Kosmos 1241
Mission typeASAT target
COSPAR ID1981-006A
SATCAT no.12149Edit this on Wikidata
Spacecraft properties
Spacecraft typeLira
Launch mass650 kilograms (1,430 lb)
Start of mission
Launch date21 January 1981, 08:29 (1981-01-21UTC08:29Z) UTC
Launch sitePlesetsk 132/1
Orbital parameters
Reference systemGeocentric
RegimeLow Earth
Perigee altitude989 kilometres (615 mi)
Apogee altitude995 kilometres (618 mi)
Inclination65.8 degrees
Period105 minutes

Kosmos 1241 (Russian: Космос 1241 meaning Cosmos 1241) was a target satellite which was used by the Soviet Union in the 1980s for tests of anti-satellite weapons as part of the Istrebitel Sputnikov programme.[1] It was launched in 1981, and was itself part of the Dnepropetrovsk Sputnik programme.[2] It was a target for Kosmos 1243 and Kosmos 1258.

It was launched at 08:29 UTC on 21 January 1981,[3] using a Kosmos-3M carrier rocket,[4] flying from Site 132/1 at the Plesetsk Cosmodrome in Northwest Russia.

Kosmos 1241 was placed into a low Earth orbit with a perigee of 989 kilometres (615 mi), an apogee of 995 kilometres (618 mi), 65.8 degrees of inclination, and an orbital period of 105 minutes.[2] It was intercepted by Kosmos 1243 on 2 February.

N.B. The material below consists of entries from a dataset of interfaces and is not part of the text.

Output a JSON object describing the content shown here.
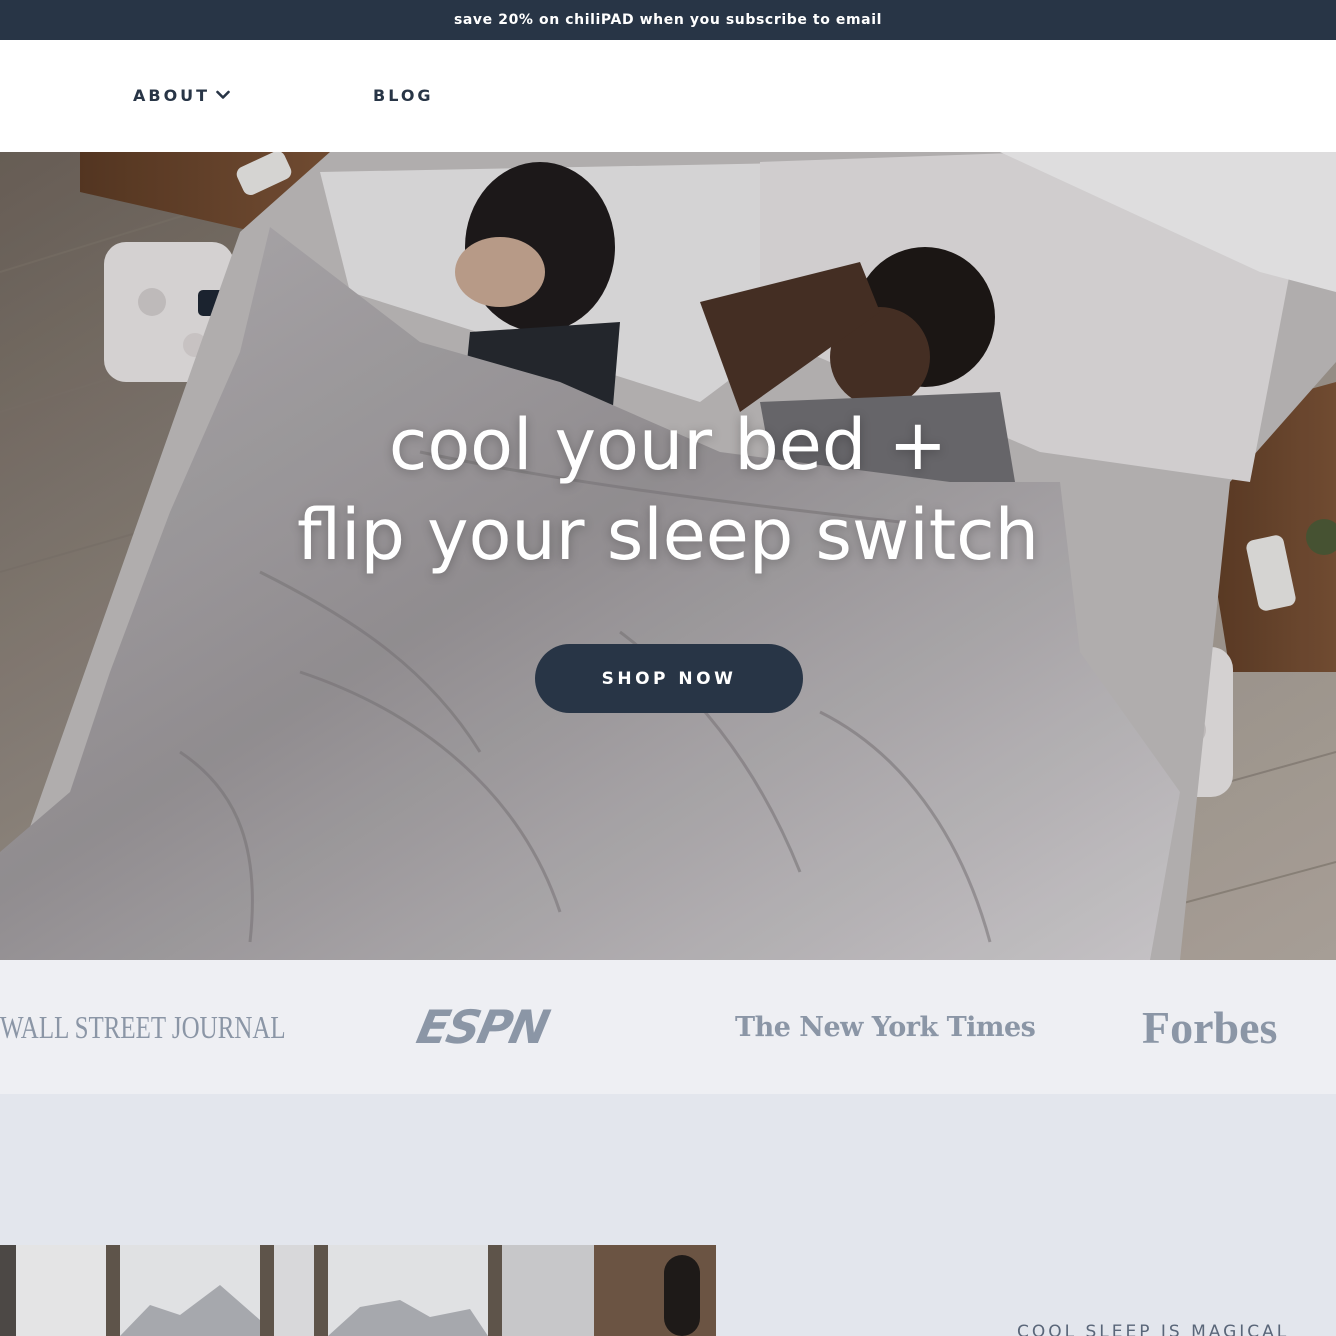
{
  "announcement": {
    "text": "save 20% on chiliPAD when you subscribe to email"
  },
  "nav": {
    "items": [
      {
        "label": "ABOUT",
        "has_dropdown": true,
        "icon": "chevron-down-icon"
      },
      {
        "label": "BLOG"
      }
    ]
  },
  "hero": {
    "headline_line1": "cool your bed +",
    "headline_line2": "flip your sleep switch",
    "cta_label": "SHOP NOW",
    "image": "couple-sleeping-in-bed-overhead-photo"
  },
  "press": {
    "logos": [
      {
        "name": "WALL STREET JOURNAL"
      },
      {
        "name": "ESPN"
      },
      {
        "name": "The New York Times"
      },
      {
        "name": "Forbes"
      }
    ]
  },
  "feature": {
    "heading": "COOL SLEEP IS MAGICAL",
    "image": "bedroom-mountain-view-photo"
  },
  "colors": {
    "brand_navy": "#283546",
    "press_bg": "#eeeff3",
    "feature_bg": "#e3e6ed",
    "logo_gray": "#8b96a6"
  }
}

This was intended to have been a destructive test; however, the explosive charge aboard Kosmos 1243 failed to detonate. Kosmos 1258 attempted to intercept it on 14 March; however, it failed. As of 2009, Kosmos 1241 is still orbiting the Earth.[1][5]

Kosmos 1241 was the ninth of ten Lira satellites to be launched,[2] of which all but the first were successful. Lira was derived from the earlier DS-P1-M satellite, which it replaced. Kosmos 1241 was also the penultimate satellite to be launched as part of the DS programme, which concluded with Kosmos 1375 in June 1982.

See also


  1. ^ a b Wade, Mark. "IS-A". Encyclopedia Astronautica. Archived from the original on 21 April 2012. Retrieved 3 June 2009.
  2. ^ a b c Wade, Mark. "DS-P1-M". Encyclopedia Astronautica. Archived from the original on 5 January 2009. Retrieved 3 June 2009.
  3. ^ Wade, Mark. "Kosmos 3". Encyclopedia Astronautica. Retrieved 3 June 2009.
  4. ^ McDowell, Jonathan. "Launch Log". Jonathan's Space Page. Retrieved 3 June 2009.
  5. ^ McDowell, Jonathan. "Satellite Catalog". Jonathan's Space Page. Retrieved 3 June 2009.